The little boy, he couldn’t have been more than 4 years old, jumped out of the SUV with a bag full of presents. The woman who grabbed his hand to make sure he didn’t step out before looking both ways, was probably his grandmother. The grandfather wasn’t far behind and he was carrying the jackets. They were a three-some on a mission. They were walking into the cancer center to deliver Christmas presents.
Sometimes cancer world demands you make the best of the worst situation; spending Christmas in a bed on a cancer floor.
Inside the elevator, dressed in faded blue jeans, comfortable shoes and a khaki colored sweater was a woman holding on to her drinking cup so tightly, I could see the pressure in her fingertips. I don’t think she even knew I was in the elevator with her. She was so deep in thought, with such a worried look on her face, she seemed startled when the doors opened and it was time for her to step out. Christmas wasn’t even close to being in her thoughts today, but I bet cancer was.

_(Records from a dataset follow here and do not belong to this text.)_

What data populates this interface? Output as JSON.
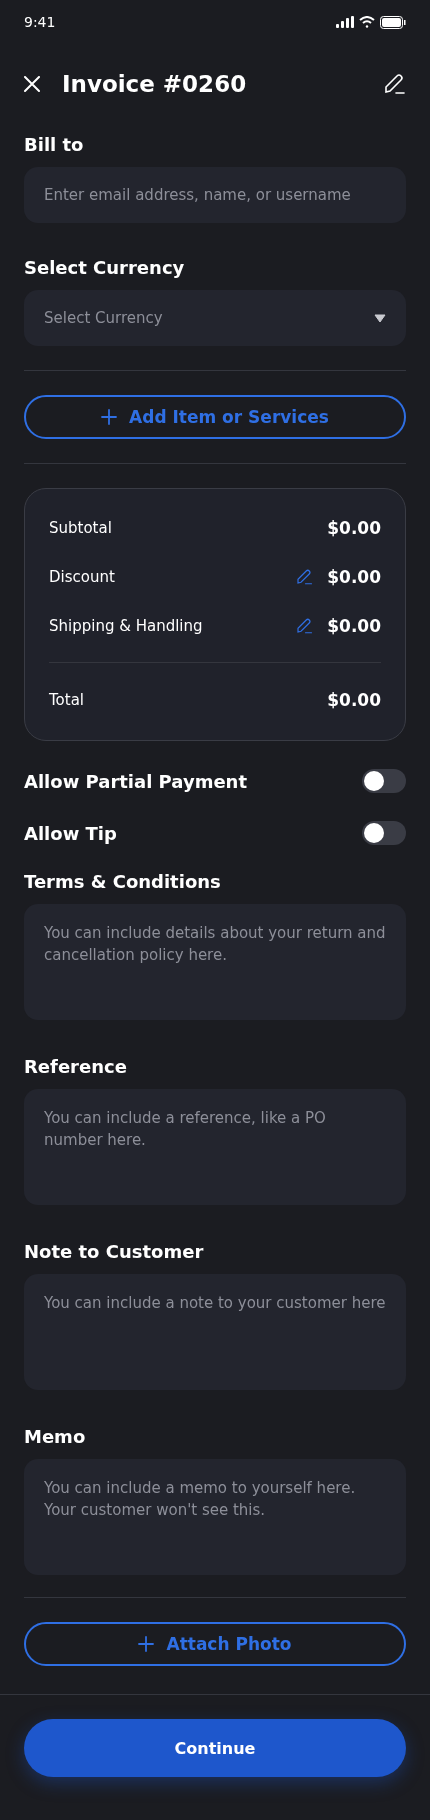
{
  "status_bar": {
    "time": "9:41"
  },
  "header": {
    "title": "Invoice #0260"
  },
  "bill_to": {
    "label": "Bill to",
    "placeholder": "Enter email address, name, or username"
  },
  "currency": {
    "label": "Select Currency",
    "placeholder": "Select Currency"
  },
  "add_item": {
    "label": "Add Item or Services"
  },
  "summary": {
    "rows": [
      {
        "label": "Subtotal",
        "value": "$0.00",
        "editable": false
      },
      {
        "label": "Discount",
        "value": "$0.00",
        "editable": true
      },
      {
        "label": "Shipping & Handling",
        "value": "$0.00",
        "editable": true
      }
    ],
    "total": {
      "label": "Total",
      "value": "$0.00"
    }
  },
  "toggles": [
    {
      "label": "Allow Partial Payment",
      "on": false
    },
    {
      "label": "Allow Tip",
      "on": false
    }
  ],
  "text_areas": [
    {
      "label": "Terms & Conditions",
      "placeholder": "You can include details about your return and cancellation policy here."
    },
    {
      "label": "Reference",
      "placeholder": "You can include a reference, like a PO number here."
    },
    {
      "label": "Note to Customer",
      "placeholder": "You can include a note to your customer here"
    },
    {
      "label": "Memo",
      "placeholder": "You can include a memo to yourself here. Your customer won't see this."
    }
  ],
  "attach": {
    "label": "Attach Photo"
  },
  "continue": {
    "label": "Continue"
  }
}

It was business as usual on the main floor of the cancer center. Doctor’s doing the quick step to get to appointments, nurses, researchers and patients timing their entry into the rotating door so the momentum wouldn’t stop the rhythm of the day.
Did anyone know it was just a couple of days before Christmas?
And then I heard the bells. I turned in the direction of the sound and there she was, a patient in a wheelchair wearing a Santa hat. The bells were in her hand. The sound broke through the hum of cancer, and everyone was staring at her. She was being pushed across the floor and out the door to “freedom” with a smile on her face that spoke volumes.
Cancer at Christmas has so many faces.